Requirement:
Filter the records down to the lines that hold the word "title", and copy each of those lines.

Start of Available data

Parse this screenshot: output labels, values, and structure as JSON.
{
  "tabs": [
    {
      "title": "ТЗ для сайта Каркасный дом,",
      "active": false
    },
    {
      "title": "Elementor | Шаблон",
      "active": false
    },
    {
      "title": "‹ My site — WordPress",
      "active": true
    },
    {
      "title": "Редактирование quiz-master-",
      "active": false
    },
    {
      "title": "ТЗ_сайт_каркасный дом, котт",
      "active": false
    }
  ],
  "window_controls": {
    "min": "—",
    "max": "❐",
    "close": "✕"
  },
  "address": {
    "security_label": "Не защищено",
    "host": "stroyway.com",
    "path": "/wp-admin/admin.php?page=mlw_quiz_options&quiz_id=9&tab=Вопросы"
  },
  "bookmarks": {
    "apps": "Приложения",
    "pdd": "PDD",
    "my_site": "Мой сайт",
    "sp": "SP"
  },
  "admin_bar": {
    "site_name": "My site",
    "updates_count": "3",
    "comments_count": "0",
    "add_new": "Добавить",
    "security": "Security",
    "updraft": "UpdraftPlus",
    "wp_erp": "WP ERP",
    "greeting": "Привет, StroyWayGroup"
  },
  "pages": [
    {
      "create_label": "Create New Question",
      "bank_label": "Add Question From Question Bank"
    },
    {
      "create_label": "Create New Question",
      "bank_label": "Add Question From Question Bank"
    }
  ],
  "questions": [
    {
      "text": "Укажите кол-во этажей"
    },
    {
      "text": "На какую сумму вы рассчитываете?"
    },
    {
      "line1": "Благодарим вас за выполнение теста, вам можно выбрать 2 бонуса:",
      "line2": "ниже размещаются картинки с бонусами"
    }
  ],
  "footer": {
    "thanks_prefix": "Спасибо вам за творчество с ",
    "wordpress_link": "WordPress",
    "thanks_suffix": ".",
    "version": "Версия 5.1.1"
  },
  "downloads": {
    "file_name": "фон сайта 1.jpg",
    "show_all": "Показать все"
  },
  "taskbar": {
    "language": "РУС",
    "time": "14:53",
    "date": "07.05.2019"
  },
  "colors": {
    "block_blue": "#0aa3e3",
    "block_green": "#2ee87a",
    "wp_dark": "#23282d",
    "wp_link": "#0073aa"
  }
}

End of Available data

Response to this task:
      "title": "ТЗ для сайта Каркасный дом,",
      "title": "Elementor | Шаблон",
      "title": "‹ My site — WordPress",
      "title": "Редактирование quiz-master-",
      "title": "ТЗ_сайт_каркасный дом, котт",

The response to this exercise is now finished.